• **To do**:
Could you print all of the data below again, exactly?

• **Dataset**:
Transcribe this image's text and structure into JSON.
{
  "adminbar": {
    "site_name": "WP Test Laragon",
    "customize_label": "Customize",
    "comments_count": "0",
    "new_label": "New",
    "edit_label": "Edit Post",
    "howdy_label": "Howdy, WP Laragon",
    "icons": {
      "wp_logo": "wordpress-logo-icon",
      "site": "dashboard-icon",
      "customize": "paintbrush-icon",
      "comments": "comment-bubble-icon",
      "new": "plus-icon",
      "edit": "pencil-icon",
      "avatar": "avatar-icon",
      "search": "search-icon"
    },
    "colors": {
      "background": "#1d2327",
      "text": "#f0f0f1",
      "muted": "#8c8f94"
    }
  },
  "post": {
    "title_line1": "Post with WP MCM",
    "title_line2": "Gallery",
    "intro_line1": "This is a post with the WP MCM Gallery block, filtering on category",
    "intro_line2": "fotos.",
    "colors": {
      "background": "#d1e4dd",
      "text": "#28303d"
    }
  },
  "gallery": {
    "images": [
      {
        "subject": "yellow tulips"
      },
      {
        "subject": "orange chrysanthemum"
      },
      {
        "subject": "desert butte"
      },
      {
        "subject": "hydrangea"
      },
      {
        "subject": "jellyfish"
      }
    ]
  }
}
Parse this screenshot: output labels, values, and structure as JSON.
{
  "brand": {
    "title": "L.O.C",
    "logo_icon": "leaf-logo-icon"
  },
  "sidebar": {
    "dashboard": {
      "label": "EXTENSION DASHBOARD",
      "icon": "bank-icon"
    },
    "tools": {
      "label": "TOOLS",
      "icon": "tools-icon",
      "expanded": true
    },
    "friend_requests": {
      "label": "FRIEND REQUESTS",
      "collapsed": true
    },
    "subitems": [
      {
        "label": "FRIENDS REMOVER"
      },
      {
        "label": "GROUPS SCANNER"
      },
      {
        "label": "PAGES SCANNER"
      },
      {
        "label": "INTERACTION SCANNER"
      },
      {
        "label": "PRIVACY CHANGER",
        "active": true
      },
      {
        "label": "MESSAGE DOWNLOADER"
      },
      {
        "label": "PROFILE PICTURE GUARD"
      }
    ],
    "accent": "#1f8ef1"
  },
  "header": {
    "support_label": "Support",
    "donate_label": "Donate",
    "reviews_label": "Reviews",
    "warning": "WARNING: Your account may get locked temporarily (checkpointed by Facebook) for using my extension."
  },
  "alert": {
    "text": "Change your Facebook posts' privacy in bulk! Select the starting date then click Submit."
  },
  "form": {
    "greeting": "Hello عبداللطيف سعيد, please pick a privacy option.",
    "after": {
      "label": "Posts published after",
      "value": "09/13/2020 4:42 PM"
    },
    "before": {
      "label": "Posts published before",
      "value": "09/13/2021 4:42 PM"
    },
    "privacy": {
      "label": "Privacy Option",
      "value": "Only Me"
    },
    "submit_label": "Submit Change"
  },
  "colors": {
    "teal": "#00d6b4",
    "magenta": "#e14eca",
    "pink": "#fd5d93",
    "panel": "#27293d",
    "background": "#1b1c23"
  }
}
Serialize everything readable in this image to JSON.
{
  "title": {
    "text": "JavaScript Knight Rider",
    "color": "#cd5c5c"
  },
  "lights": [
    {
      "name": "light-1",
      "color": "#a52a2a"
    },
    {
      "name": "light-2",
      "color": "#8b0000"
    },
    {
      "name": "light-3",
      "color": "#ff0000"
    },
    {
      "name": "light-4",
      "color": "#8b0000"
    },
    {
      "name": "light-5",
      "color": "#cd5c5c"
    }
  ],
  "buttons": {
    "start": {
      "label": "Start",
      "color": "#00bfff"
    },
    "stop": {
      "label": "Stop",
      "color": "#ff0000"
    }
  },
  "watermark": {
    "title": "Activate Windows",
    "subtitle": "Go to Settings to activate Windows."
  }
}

• **Result**:
Transcribe this image's text and structure into JSON.
{
  "adminbar": {
    "site_name": "WP Test Laragon",
    "customize_label": "Customize",
    "comments_count": "0",
    "new_label": "New",
    "edit_label": "Edit Post",
    "howdy_label": "Howdy, WP Laragon",
    "icons": {
      "wp_logo": "wordpress-logo-icon",
      "site": "dashboard-icon",
      "customize": "paintbrush-icon",
      "comments": "comment-bubble-icon",
      "new": "plus-icon",
      "edit": "pencil-icon",
      "avatar": "avatar-icon",
      "search": "search-icon"
    },
    "colors": {
      "background": "#1d2327",
      "text": "#f0f0f1",
      "muted": "#8c8f94"
    }
  },
  "post": {
    "title_line1": "Post with WP MCM",
    "title_line2": "Gallery",
    "intro_line1": "This is a post with the WP MCM Gallery block, filtering on category",
    "intro_line2": "fotos.",
    "colors": {
      "background": "#d1e4dd",
      "text": "#28303d"
    }
  },
  "gallery": {
    "images": [
      {
        "subject": "yellow tulips"
      },
      {
        "subject": "orange chrysanthemum"
      },
      {
        "subject": "desert butte"
      },
      {
        "subject": "hydrangea"
      },
      {
        "subject": "jellyfish"
      }
    ]
  }
}
Parse this screenshot: output labels, values, and structure as JSON.
{
  "brand": {
    "title": "L.O.C",
    "logo_icon": "leaf-logo-icon"
  },
  "sidebar": {
    "dashboard": {
      "label": "EXTENSION DASHBOARD",
      "icon": "bank-icon"
    },
    "tools": {
      "label": "TOOLS",
      "icon": "tools-icon",
      "expanded": true
    },
    "friend_requests": {
      "label": "FRIEND REQUESTS",
      "collapsed": true
    },
    "subitems": [
      {
        "label": "FRIENDS REMOVER"
      },
      {
        "label": "GROUPS SCANNER"
      },
      {
        "label": "PAGES SCANNER"
      },
      {
        "label": "INTERACTION SCANNER"
      },
      {
        "label": "PRIVACY CHANGER",
        "active": true
      },
      {
        "label": "MESSAGE DOWNLOADER"
      },
      {
        "label": "PROFILE PICTURE GUARD"
      }
    ],
    "accent": "#1f8ef1"
  },
  "header": {
    "support_label": "Support",
    "donate_label": "Donate",
    "reviews_label": "Reviews",
    "warning": "WARNING: Your account may get locked temporarily (checkpointed by Facebook) for using my extension."
  },
  "alert": {
    "text": "Change your Facebook posts' privacy in bulk! Select the starting date then click Submit."
  },
  "form": {
    "greeting": "Hello عبداللطيف سعيد, please pick a privacy option.",
    "after": {
      "label": "Posts published after",
      "value": "09/13/2020 4:42 PM"
    },
    "before": {
      "label": "Posts published before",
      "value": "09/13/2021 4:42 PM"
    },
    "privacy": {
      "label": "Privacy Option",
      "value": "Only Me"
    },
    "submit_label": "Submit Change"
  },
  "colors": {
    "teal": "#00d6b4",
    "magenta": "#e14eca",
    "pink": "#fd5d93",
    "panel": "#27293d",
    "background": "#1b1c23"
  }
}
Serialize everything readable in this image to JSON.
{
  "title": {
    "text": "JavaScript Knight Rider",
    "color": "#cd5c5c"
  },
  "lights": [
    {
      "name": "light-1",
      "color": "#a52a2a"
    },
    {
      "name": "light-2",
      "color": "#8b0000"
    },
    {
      "name": "light-3",
      "color": "#ff0000"
    },
    {
      "name": "light-4",
      "color": "#8b0000"
    },
    {
      "name": "light-5",
      "color": "#cd5c5c"
    }
  ],
  "buttons": {
    "start": {
      "label": "Start",
      "color": "#00bfff"
    },
    "stop": {
      "label": "Stop",
      "color": "#ff0000"
    }
  },
  "watermark": {
    "title": "Activate Windows",
    "subtitle": "Go to Settings to activate Windows."
  }
}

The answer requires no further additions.